=== DATASET EXTRACT ===

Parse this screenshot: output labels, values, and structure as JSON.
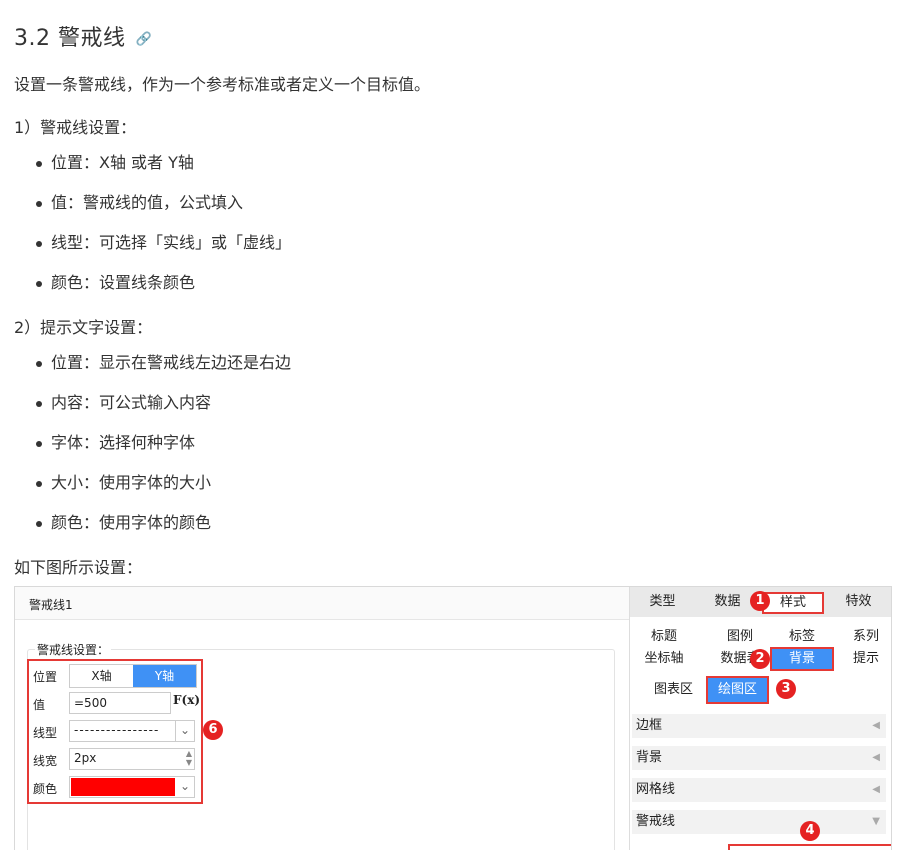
{
  "heading": {
    "title": "3.2 警戒线",
    "anchor_icon": "link-icon"
  },
  "intro": "设置一条警戒线，作为一个参考标准或者定义一个目标值。",
  "section1": {
    "title": "1）警戒线设置：",
    "items": [
      "位置：X轴 或者 Y轴",
      "值：警戒线的值，公式填入",
      "线型：可选择「实线」或「虚线」",
      "颜色：设置线条颜色"
    ]
  },
  "section2": {
    "title": "2）提示文字设置：",
    "items": [
      "位置：显示在警戒线左边还是右边",
      "内容：可公式输入内容",
      "字体：选择何种字体",
      "大小：使用字体的大小",
      "颜色：使用字体的颜色"
    ]
  },
  "figure_caption": "如下图所示设置：",
  "screenshot": {
    "window_title": "警戒线1",
    "box_title": "警戒线设置：",
    "form": {
      "position_label": "位置",
      "x_axis": "X轴",
      "y_axis": "Y轴",
      "value_label": "值",
      "value": "=500",
      "fx": "F(x)",
      "linetype_label": "线型",
      "linetype_value": "----------------",
      "linewidth_label": "线宽",
      "linewidth_value": "2px",
      "color_label": "颜色",
      "color_value": "#ff0000"
    },
    "tabs": [
      "类型",
      "数据",
      "样式",
      "特效"
    ],
    "subtabs": [
      "标题",
      "图例",
      "标签",
      "系列",
      "坐标轴",
      "数据表",
      "背景",
      "提示"
    ],
    "chips": [
      "图表区",
      "绘图区"
    ],
    "sections": [
      "边框",
      "背景",
      "网格线",
      "警戒线"
    ],
    "badges": [
      "1",
      "2",
      "3",
      "4",
      "6"
    ]
  }
}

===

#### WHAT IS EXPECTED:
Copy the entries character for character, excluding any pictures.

#### ANSWER BOX:
Parse this screenshot: output labels, values, and structure as JSON.
{
  "heading": {
    "title": "3.2 警戒线",
    "anchor_icon": "link-icon"
  },
  "intro": "设置一条警戒线，作为一个参考标准或者定义一个目标值。",
  "section1": {
    "title": "1）警戒线设置：",
    "items": [
      "位置：X轴 或者 Y轴",
      "值：警戒线的值，公式填入",
      "线型：可选择「实线」或「虚线」",
      "颜色：设置线条颜色"
    ]
  },
  "section2": {
    "title": "2）提示文字设置：",
    "items": [
      "位置：显示在警戒线左边还是右边",
      "内容：可公式输入内容",
      "字体：选择何种字体",
      "大小：使用字体的大小",
      "颜色：使用字体的颜色"
    ]
  },
  "figure_caption": "如下图所示设置：",
  "screenshot": {
    "window_title": "警戒线1",
    "box_title": "警戒线设置：",
    "form": {
      "position_label": "位置",
      "x_axis": "X轴",
      "y_axis": "Y轴",
      "value_label": "值",
      "value": "=500",
      "fx": "F(x)",
      "linetype_label": "线型",
      "linetype_value": "----------------",
      "linewidth_label": "线宽",
      "linewidth_value": "2px",
      "color_label": "颜色",
      "color_value": "#ff0000"
    },
    "tabs": [
      "类型",
      "数据",
      "样式",
      "特效"
    ],
    "subtabs": [
      "标题",
      "图例",
      "标签",
      "系列",
      "坐标轴",
      "数据表",
      "背景",
      "提示"
    ],
    "chips": [
      "图表区",
      "绘图区"
    ],
    "sections": [
      "边框",
      "背景",
      "网格线",
      "警戒线"
    ],
    "badges": [
      "1",
      "2",
      "3",
      "4",
      "6"
    ]
  }
}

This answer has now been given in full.